Your answer should be every line of the records that contains the word "accent".
-=-=-=-=-
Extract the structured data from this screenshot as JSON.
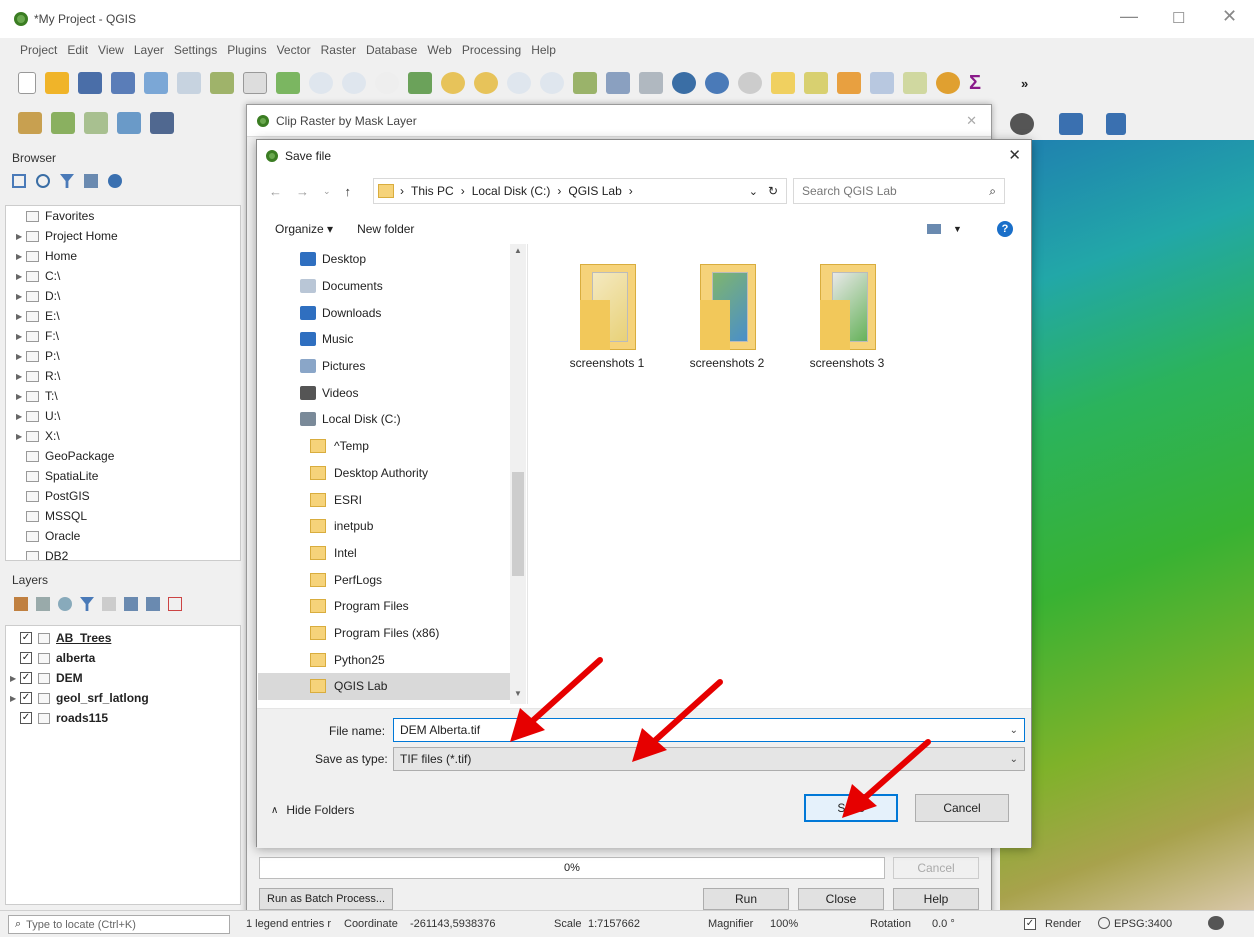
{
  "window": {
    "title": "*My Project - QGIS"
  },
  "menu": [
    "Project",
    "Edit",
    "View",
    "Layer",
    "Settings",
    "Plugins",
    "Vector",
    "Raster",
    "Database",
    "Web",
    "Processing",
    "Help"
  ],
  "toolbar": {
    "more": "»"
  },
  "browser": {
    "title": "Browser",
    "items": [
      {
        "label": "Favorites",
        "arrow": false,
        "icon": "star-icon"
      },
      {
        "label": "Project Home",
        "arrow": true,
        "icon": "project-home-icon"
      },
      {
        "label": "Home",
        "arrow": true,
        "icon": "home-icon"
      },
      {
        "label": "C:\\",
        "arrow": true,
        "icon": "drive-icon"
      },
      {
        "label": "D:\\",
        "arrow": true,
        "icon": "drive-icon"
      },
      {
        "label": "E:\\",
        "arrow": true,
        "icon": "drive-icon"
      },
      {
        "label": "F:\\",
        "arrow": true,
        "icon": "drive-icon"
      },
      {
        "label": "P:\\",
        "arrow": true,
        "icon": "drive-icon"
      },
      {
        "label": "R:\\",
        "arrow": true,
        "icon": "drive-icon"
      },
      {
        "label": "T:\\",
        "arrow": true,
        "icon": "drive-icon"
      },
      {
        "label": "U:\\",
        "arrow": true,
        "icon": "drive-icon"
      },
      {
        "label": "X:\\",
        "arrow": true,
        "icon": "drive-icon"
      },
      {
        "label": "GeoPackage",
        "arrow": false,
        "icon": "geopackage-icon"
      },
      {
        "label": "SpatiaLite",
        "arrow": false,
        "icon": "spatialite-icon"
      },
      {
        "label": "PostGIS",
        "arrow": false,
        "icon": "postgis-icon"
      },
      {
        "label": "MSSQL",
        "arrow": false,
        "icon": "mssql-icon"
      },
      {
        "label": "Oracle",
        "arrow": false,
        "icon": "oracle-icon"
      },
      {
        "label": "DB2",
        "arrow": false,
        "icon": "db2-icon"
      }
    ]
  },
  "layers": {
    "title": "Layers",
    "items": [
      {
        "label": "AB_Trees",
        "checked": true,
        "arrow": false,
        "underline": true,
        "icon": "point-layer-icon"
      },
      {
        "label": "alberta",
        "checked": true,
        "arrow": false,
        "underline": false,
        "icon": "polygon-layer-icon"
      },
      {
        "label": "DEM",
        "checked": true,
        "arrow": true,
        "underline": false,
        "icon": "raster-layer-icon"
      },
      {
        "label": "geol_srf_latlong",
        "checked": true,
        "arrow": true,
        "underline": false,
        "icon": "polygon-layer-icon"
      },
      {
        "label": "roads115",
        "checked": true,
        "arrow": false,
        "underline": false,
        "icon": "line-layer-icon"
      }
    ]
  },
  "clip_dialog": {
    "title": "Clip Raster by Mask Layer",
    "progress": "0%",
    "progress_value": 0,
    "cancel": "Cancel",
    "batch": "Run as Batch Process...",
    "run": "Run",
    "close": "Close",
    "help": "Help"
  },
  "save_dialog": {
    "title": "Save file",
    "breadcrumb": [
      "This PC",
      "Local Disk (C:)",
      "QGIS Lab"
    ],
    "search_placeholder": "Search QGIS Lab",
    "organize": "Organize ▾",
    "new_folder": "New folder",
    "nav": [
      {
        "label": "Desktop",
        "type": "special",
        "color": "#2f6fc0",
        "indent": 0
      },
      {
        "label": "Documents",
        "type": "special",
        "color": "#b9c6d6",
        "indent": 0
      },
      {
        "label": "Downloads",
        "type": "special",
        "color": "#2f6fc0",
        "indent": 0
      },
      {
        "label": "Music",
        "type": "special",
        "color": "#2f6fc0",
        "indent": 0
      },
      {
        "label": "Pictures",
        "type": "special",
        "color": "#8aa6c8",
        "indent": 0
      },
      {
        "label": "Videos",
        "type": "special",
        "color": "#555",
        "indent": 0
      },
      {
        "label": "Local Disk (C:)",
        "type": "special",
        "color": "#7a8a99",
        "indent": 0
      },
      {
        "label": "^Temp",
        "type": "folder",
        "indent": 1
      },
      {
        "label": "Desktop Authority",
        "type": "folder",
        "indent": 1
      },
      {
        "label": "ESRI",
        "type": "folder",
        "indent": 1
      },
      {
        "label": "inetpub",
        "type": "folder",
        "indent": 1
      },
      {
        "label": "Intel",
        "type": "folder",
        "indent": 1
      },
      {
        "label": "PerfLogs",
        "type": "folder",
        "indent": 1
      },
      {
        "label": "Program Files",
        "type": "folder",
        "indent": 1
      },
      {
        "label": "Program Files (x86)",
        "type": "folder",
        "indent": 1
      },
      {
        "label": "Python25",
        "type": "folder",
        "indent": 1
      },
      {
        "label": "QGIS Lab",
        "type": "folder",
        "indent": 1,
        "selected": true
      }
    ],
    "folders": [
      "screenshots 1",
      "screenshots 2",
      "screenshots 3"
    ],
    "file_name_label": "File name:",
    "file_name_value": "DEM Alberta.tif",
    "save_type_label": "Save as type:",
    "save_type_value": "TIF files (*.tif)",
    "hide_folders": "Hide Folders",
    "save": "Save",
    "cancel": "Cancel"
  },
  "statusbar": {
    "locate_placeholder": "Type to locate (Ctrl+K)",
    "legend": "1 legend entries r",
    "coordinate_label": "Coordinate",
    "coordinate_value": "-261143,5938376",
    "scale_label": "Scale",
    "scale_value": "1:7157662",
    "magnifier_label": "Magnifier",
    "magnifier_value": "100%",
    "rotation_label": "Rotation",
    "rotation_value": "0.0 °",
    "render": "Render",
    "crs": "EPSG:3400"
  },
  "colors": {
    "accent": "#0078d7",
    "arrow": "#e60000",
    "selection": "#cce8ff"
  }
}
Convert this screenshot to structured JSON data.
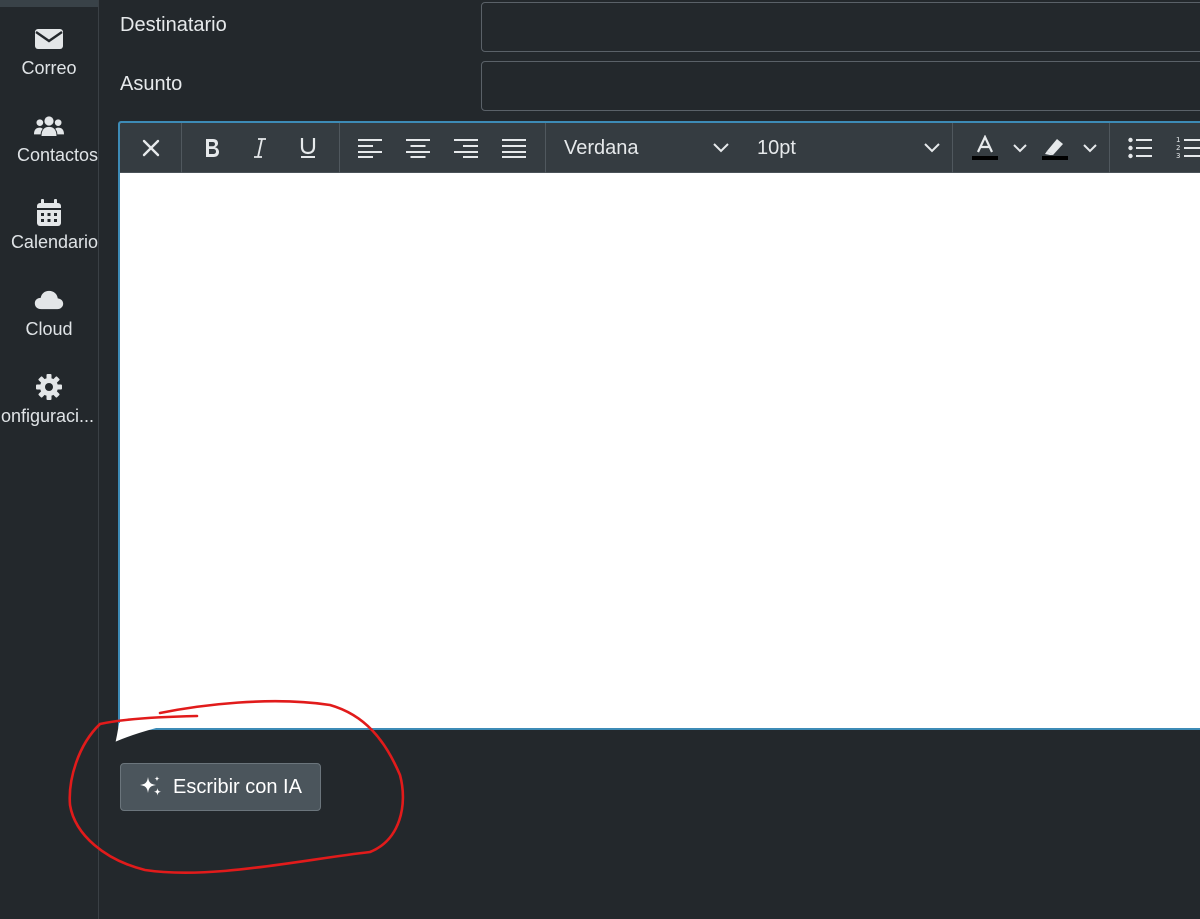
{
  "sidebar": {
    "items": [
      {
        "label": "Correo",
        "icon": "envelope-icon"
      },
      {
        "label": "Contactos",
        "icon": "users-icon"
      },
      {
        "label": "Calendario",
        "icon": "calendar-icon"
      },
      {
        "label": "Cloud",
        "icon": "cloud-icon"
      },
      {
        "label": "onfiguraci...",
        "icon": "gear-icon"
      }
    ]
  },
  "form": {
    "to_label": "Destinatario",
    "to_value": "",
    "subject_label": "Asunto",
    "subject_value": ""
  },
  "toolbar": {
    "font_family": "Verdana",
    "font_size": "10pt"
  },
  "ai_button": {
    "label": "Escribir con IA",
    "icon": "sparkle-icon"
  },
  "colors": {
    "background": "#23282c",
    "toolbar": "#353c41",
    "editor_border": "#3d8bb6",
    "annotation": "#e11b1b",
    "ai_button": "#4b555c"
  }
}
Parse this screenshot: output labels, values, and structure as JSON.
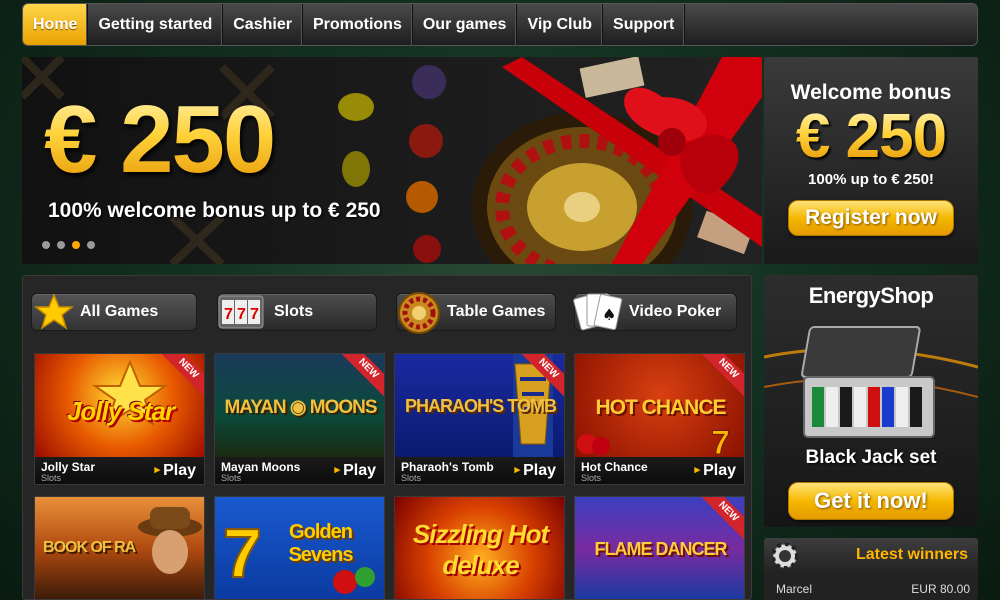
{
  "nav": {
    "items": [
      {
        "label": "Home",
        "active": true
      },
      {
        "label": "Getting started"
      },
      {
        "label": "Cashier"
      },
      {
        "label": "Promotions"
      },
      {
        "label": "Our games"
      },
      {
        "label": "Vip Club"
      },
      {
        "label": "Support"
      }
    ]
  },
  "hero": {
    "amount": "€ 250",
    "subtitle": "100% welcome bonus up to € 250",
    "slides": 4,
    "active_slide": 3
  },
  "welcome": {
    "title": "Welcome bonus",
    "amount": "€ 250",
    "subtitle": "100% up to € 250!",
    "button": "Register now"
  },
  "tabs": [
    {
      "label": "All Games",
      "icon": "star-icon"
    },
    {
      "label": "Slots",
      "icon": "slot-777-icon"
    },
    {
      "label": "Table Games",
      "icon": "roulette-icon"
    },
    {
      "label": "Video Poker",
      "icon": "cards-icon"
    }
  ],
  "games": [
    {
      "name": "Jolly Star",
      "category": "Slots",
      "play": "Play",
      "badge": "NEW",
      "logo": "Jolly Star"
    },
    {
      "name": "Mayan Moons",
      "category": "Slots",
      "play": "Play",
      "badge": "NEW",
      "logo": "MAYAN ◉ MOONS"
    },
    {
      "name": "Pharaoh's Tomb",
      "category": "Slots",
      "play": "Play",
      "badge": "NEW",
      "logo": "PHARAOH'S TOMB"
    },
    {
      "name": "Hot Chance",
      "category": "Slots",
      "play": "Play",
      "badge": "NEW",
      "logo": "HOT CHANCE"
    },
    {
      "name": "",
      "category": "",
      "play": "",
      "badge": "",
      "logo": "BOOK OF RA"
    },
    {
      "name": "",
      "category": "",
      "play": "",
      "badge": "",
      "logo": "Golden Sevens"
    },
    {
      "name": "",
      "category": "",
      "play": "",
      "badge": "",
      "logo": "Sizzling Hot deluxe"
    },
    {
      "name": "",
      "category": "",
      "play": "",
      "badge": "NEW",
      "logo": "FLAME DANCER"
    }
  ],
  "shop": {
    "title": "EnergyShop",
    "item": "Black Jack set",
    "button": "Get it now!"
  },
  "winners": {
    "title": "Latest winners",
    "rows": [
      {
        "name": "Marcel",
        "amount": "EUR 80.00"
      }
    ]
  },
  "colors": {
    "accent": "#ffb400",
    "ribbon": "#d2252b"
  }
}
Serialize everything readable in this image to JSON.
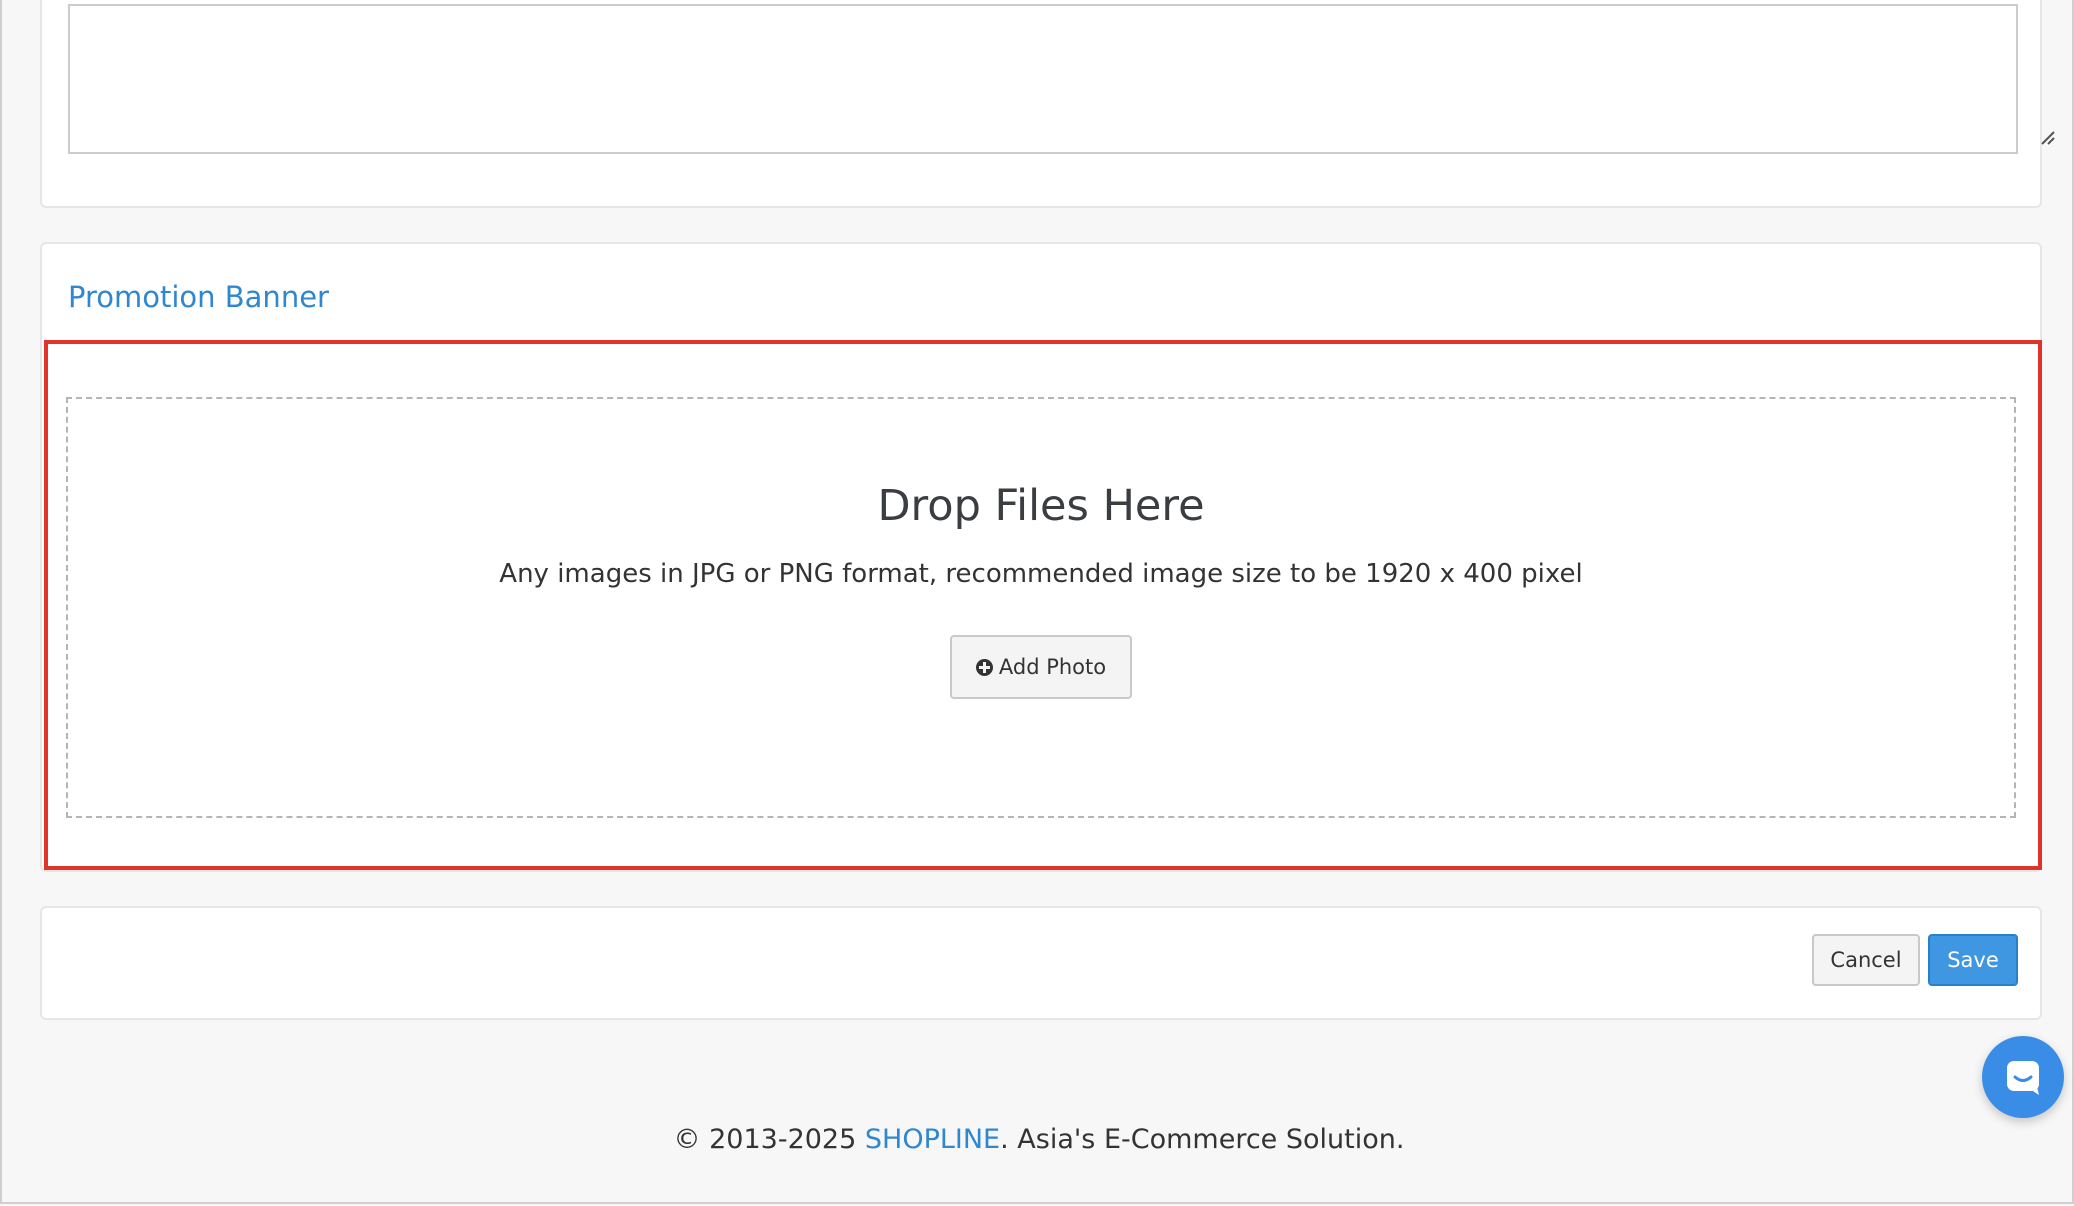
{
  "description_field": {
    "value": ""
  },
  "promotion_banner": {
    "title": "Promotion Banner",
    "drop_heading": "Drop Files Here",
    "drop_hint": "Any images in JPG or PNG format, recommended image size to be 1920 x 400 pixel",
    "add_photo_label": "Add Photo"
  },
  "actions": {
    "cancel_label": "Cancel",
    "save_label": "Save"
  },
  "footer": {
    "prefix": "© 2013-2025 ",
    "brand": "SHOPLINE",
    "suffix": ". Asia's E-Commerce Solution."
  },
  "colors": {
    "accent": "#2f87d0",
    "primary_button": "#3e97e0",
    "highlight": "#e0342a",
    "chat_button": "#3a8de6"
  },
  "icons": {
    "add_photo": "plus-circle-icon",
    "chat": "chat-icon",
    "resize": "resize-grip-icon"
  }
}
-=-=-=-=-
### Written answer
    "accent": "#0078d7",
    "accent": "#ffb400",
    "accent": "#2f87d0",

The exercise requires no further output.